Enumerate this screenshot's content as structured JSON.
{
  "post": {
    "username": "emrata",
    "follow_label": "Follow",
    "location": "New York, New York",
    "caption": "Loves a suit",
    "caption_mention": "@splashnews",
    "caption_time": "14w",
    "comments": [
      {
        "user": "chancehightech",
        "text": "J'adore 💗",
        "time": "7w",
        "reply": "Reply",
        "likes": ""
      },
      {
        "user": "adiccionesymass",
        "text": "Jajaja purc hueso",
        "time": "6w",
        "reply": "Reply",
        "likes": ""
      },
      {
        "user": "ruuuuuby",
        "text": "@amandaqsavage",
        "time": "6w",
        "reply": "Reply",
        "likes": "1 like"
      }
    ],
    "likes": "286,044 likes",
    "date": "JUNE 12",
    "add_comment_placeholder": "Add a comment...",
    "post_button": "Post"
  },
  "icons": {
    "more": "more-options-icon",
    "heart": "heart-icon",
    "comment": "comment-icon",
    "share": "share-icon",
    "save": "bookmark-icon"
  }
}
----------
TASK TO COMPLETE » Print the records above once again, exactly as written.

FINISHED EXERCISE »
Enumerate this screenshot's content as structured JSON.
{
  "post": {
    "username": "emrata",
    "follow_label": "Follow",
    "location": "New York, New York",
    "caption": "Loves a suit",
    "caption_mention": "@splashnews",
    "caption_time": "14w",
    "comments": [
      {
        "user": "chancehightech",
        "text": "J'adore 💗",
        "time": "7w",
        "reply": "Reply",
        "likes": ""
      },
      {
        "user": "adiccionesymass",
        "text": "Jajaja purc hueso",
        "time": "6w",
        "reply": "Reply",
        "likes": ""
      },
      {
        "user": "ruuuuuby",
        "text": "@amandaqsavage",
        "time": "6w",
        "reply": "Reply",
        "likes": "1 like"
      }
    ],
    "likes": "286,044 likes",
    "date": "JUNE 12",
    "add_comment_placeholder": "Add a comment...",
    "post_button": "Post"
  },
  "icons": {
    "more": "more-options-icon",
    "heart": "heart-icon",
    "comment": "comment-icon",
    "share": "share-icon",
    "save": "bookmark-icon"
  }
}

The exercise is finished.